DATASET CONTENT ▸
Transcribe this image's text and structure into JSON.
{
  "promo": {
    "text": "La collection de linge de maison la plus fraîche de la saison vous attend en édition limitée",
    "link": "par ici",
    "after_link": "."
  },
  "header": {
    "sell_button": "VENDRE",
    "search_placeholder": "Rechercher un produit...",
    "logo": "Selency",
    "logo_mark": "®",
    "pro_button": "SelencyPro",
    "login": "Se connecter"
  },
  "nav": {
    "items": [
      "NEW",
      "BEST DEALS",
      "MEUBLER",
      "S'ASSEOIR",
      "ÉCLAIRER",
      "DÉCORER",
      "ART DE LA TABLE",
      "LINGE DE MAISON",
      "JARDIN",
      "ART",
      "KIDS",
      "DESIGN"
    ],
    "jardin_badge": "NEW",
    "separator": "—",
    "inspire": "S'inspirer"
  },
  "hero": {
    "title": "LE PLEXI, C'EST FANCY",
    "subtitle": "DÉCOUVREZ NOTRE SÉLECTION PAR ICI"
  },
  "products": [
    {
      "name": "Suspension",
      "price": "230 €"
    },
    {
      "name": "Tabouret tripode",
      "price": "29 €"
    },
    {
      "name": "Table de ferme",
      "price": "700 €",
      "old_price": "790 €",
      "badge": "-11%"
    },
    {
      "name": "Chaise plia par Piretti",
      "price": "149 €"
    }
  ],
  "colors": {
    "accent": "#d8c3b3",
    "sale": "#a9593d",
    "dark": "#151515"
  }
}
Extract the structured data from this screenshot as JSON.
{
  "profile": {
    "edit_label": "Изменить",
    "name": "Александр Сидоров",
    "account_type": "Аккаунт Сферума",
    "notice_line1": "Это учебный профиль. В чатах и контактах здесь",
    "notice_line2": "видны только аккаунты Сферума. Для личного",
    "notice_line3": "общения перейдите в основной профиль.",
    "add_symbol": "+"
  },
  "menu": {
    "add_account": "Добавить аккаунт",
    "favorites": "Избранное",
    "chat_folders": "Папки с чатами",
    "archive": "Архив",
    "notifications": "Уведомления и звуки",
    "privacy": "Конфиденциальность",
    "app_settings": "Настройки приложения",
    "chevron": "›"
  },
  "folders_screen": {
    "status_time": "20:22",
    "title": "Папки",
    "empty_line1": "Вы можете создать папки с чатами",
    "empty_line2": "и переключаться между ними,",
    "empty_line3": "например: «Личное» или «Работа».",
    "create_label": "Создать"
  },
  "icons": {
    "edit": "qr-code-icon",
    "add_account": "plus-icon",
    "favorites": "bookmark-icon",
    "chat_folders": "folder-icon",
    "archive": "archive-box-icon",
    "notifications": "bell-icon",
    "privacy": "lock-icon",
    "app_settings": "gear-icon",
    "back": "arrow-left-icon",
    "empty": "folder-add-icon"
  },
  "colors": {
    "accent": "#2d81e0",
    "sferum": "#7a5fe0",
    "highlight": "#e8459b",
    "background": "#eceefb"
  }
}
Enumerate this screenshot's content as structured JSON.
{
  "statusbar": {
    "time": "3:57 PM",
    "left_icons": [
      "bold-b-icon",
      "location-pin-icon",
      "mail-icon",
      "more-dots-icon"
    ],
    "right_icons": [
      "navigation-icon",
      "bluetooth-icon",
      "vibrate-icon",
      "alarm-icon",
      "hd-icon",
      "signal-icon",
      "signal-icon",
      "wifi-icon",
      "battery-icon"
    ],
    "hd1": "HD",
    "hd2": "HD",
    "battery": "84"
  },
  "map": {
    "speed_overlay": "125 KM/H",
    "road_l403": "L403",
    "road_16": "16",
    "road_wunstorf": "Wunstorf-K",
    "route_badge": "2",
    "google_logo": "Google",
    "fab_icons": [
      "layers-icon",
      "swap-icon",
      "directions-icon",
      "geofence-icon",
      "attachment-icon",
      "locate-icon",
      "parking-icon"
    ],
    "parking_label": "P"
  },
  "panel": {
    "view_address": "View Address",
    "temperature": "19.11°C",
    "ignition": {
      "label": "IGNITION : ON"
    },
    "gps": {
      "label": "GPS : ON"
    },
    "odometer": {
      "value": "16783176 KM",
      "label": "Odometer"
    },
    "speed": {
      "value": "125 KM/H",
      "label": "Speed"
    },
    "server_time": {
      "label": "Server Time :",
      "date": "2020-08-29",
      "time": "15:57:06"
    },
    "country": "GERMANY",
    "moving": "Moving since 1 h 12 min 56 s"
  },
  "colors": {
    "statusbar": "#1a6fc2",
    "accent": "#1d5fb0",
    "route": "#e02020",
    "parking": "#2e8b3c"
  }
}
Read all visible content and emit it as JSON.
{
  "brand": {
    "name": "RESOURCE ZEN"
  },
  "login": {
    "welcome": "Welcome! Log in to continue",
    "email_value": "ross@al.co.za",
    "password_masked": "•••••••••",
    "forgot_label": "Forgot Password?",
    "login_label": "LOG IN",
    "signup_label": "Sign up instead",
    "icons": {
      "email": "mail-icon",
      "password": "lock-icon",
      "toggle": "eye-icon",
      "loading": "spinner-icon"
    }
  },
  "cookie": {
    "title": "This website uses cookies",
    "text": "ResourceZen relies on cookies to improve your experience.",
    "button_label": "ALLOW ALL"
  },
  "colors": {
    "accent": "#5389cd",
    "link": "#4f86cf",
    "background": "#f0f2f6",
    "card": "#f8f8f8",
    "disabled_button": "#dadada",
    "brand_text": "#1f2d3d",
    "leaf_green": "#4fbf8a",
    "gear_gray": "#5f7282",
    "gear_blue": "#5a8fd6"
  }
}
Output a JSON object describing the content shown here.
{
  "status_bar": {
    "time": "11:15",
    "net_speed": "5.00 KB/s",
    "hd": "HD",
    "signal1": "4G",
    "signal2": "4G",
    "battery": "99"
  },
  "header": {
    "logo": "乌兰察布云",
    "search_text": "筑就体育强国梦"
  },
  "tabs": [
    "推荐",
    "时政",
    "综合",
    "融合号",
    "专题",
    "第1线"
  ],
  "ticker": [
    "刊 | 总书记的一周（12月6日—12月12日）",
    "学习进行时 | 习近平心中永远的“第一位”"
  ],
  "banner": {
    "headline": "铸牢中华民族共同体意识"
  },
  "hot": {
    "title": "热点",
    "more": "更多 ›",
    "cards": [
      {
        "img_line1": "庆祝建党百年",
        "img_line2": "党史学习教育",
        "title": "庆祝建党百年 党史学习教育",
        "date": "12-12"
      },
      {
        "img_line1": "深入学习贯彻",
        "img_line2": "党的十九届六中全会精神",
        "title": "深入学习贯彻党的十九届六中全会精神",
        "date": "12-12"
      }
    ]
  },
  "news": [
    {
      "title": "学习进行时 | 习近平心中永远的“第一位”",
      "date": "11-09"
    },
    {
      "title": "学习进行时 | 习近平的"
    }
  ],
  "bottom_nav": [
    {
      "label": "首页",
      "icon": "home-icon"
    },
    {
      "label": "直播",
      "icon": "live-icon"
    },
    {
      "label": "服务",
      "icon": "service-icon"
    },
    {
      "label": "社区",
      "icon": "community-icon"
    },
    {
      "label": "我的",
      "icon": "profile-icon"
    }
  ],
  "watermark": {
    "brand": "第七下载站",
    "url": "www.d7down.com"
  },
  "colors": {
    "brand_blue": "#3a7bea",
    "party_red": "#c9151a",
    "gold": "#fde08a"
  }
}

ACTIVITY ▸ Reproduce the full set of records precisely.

RESPONSE TO THIS EXERCISE ▸
Transcribe this image's text and structure into JSON.
{
  "promo": {
    "text": "La collection de linge de maison la plus fraîche de la saison vous attend en édition limitée",
    "link": "par ici",
    "after_link": "."
  },
  "header": {
    "sell_button": "VENDRE",
    "search_placeholder": "Rechercher un produit...",
    "logo": "Selency",
    "logo_mark": "®",
    "pro_button": "SelencyPro",
    "login": "Se connecter"
  },
  "nav": {
    "items": [
      "NEW",
      "BEST DEALS",
      "MEUBLER",
      "S'ASSEOIR",
      "ÉCLAIRER",
      "DÉCORER",
      "ART DE LA TABLE",
      "LINGE DE MAISON",
      "JARDIN",
      "ART",
      "KIDS",
      "DESIGN"
    ],
    "jardin_badge": "NEW",
    "separator": "—",
    "inspire": "S'inspirer"
  },
  "hero": {
    "title": "LE PLEXI, C'EST FANCY",
    "subtitle": "DÉCOUVREZ NOTRE SÉLECTION PAR ICI"
  },
  "products": [
    {
      "name": "Suspension",
      "price": "230 €"
    },
    {
      "name": "Tabouret tripode",
      "price": "29 €"
    },
    {
      "name": "Table de ferme",
      "price": "700 €",
      "old_price": "790 €",
      "badge": "-11%"
    },
    {
      "name": "Chaise plia par Piretti",
      "price": "149 €"
    }
  ],
  "colors": {
    "accent": "#d8c3b3",
    "sale": "#a9593d",
    "dark": "#151515"
  }
}
Extract the structured data from this screenshot as JSON.
{
  "profile": {
    "edit_label": "Изменить",
    "name": "Александр Сидоров",
    "account_type": "Аккаунт Сферума",
    "notice_line1": "Это учебный профиль. В чатах и контактах здесь",
    "notice_line2": "видны только аккаунты Сферума. Для личного",
    "notice_line3": "общения перейдите в основной профиль.",
    "add_symbol": "+"
  },
  "menu": {
    "add_account": "Добавить аккаунт",
    "favorites": "Избранное",
    "chat_folders": "Папки с чатами",
    "archive": "Архив",
    "notifications": "Уведомления и звуки",
    "privacy": "Конфиденциальность",
    "app_settings": "Настройки приложения",
    "chevron": "›"
  },
  "folders_screen": {
    "status_time": "20:22",
    "title": "Папки",
    "empty_line1": "Вы можете создать папки с чатами",
    "empty_line2": "и переключаться между ними,",
    "empty_line3": "например: «Личное» или «Работа».",
    "create_label": "Создать"
  },
  "icons": {
    "edit": "qr-code-icon",
    "add_account": "plus-icon",
    "favorites": "bookmark-icon",
    "chat_folders": "folder-icon",
    "archive": "archive-box-icon",
    "notifications": "bell-icon",
    "privacy": "lock-icon",
    "app_settings": "gear-icon",
    "back": "arrow-left-icon",
    "empty": "folder-add-icon"
  },
  "colors": {
    "accent": "#2d81e0",
    "sferum": "#7a5fe0",
    "highlight": "#e8459b",
    "background": "#eceefb"
  }
}
Enumerate this screenshot's content as structured JSON.
{
  "statusbar": {
    "time": "3:57 PM",
    "left_icons": [
      "bold-b-icon",
      "location-pin-icon",
      "mail-icon",
      "more-dots-icon"
    ],
    "right_icons": [
      "navigation-icon",
      "bluetooth-icon",
      "vibrate-icon",
      "alarm-icon",
      "hd-icon",
      "signal-icon",
      "signal-icon",
      "wifi-icon",
      "battery-icon"
    ],
    "hd1": "HD",
    "hd2": "HD",
    "battery": "84"
  },
  "map": {
    "speed_overlay": "125 KM/H",
    "road_l403": "L403",
    "road_16": "16",
    "road_wunstorf": "Wunstorf-K",
    "route_badge": "2",
    "google_logo": "Google",
    "fab_icons": [
      "layers-icon",
      "swap-icon",
      "directions-icon",
      "geofence-icon",
      "attachment-icon",
      "locate-icon",
      "parking-icon"
    ],
    "parking_label": "P"
  },
  "panel": {
    "view_address": "View Address",
    "temperature": "19.11°C",
    "ignition": {
      "label": "IGNITION : ON"
    },
    "gps": {
      "label": "GPS : ON"
    },
    "odometer": {
      "value": "16783176 KM",
      "label": "Odometer"
    },
    "speed": {
      "value": "125 KM/H",
      "label": "Speed"
    },
    "server_time": {
      "label": "Server Time :",
      "date": "2020-08-29",
      "time": "15:57:06"
    },
    "country": "GERMANY",
    "moving": "Moving since 1 h 12 min 56 s"
  },
  "colors": {
    "statusbar": "#1a6fc2",
    "accent": "#1d5fb0",
    "route": "#e02020",
    "parking": "#2e8b3c"
  }
}
Read all visible content and emit it as JSON.
{
  "brand": {
    "name": "RESOURCE ZEN"
  },
  "login": {
    "welcome": "Welcome! Log in to continue",
    "email_value": "ross@al.co.za",
    "password_masked": "•••••••••",
    "forgot_label": "Forgot Password?",
    "login_label": "LOG IN",
    "signup_label": "Sign up instead",
    "icons": {
      "email": "mail-icon",
      "password": "lock-icon",
      "toggle": "eye-icon",
      "loading": "spinner-icon"
    }
  },
  "cookie": {
    "title": "This website uses cookies",
    "text": "ResourceZen relies on cookies to improve your experience.",
    "button_label": "ALLOW ALL"
  },
  "colors": {
    "accent": "#5389cd",
    "link": "#4f86cf",
    "background": "#f0f2f6",
    "card": "#f8f8f8",
    "disabled_button": "#dadada",
    "brand_text": "#1f2d3d",
    "leaf_green": "#4fbf8a",
    "gear_gray": "#5f7282",
    "gear_blue": "#5a8fd6"
  }
}
Output a JSON object describing the content shown here.
{
  "status_bar": {
    "time": "11:15",
    "net_speed": "5.00 KB/s",
    "hd": "HD",
    "signal1": "4G",
    "signal2": "4G",
    "battery": "99"
  },
  "header": {
    "logo": "乌兰察布云",
    "search_text": "筑就体育强国梦"
  },
  "tabs": [
    "推荐",
    "时政",
    "综合",
    "融合号",
    "专题",
    "第1线"
  ],
  "ticker": [
    "刊 | 总书记的一周（12月6日—12月12日）",
    "学习进行时 | 习近平心中永远的“第一位”"
  ],
  "banner": {
    "headline": "铸牢中华民族共同体意识"
  },
  "hot": {
    "title": "热点",
    "more": "更多 ›",
    "cards": [
      {
        "img_line1": "庆祝建党百年",
        "img_line2": "党史学习教育",
        "title": "庆祝建党百年 党史学习教育",
        "date": "12-12"
      },
      {
        "img_line1": "深入学习贯彻",
        "img_line2": "党的十九届六中全会精神",
        "title": "深入学习贯彻党的十九届六中全会精神",
        "date": "12-12"
      }
    ]
  },
  "news": [
    {
      "title": "学习进行时 | 习近平心中永远的“第一位”",
      "date": "11-09"
    },
    {
      "title": "学习进行时 | 习近平的"
    }
  ],
  "bottom_nav": [
    {
      "label": "首页",
      "icon": "home-icon"
    },
    {
      "label": "直播",
      "icon": "live-icon"
    },
    {
      "label": "服务",
      "icon": "service-icon"
    },
    {
      "label": "社区",
      "icon": "community-icon"
    },
    {
      "label": "我的",
      "icon": "profile-icon"
    }
  ],
  "watermark": {
    "brand": "第七下载站",
    "url": "www.d7down.com"
  },
  "colors": {
    "brand_blue": "#3a7bea",
    "party_red": "#c9151a",
    "gold": "#fde08a"
  }
}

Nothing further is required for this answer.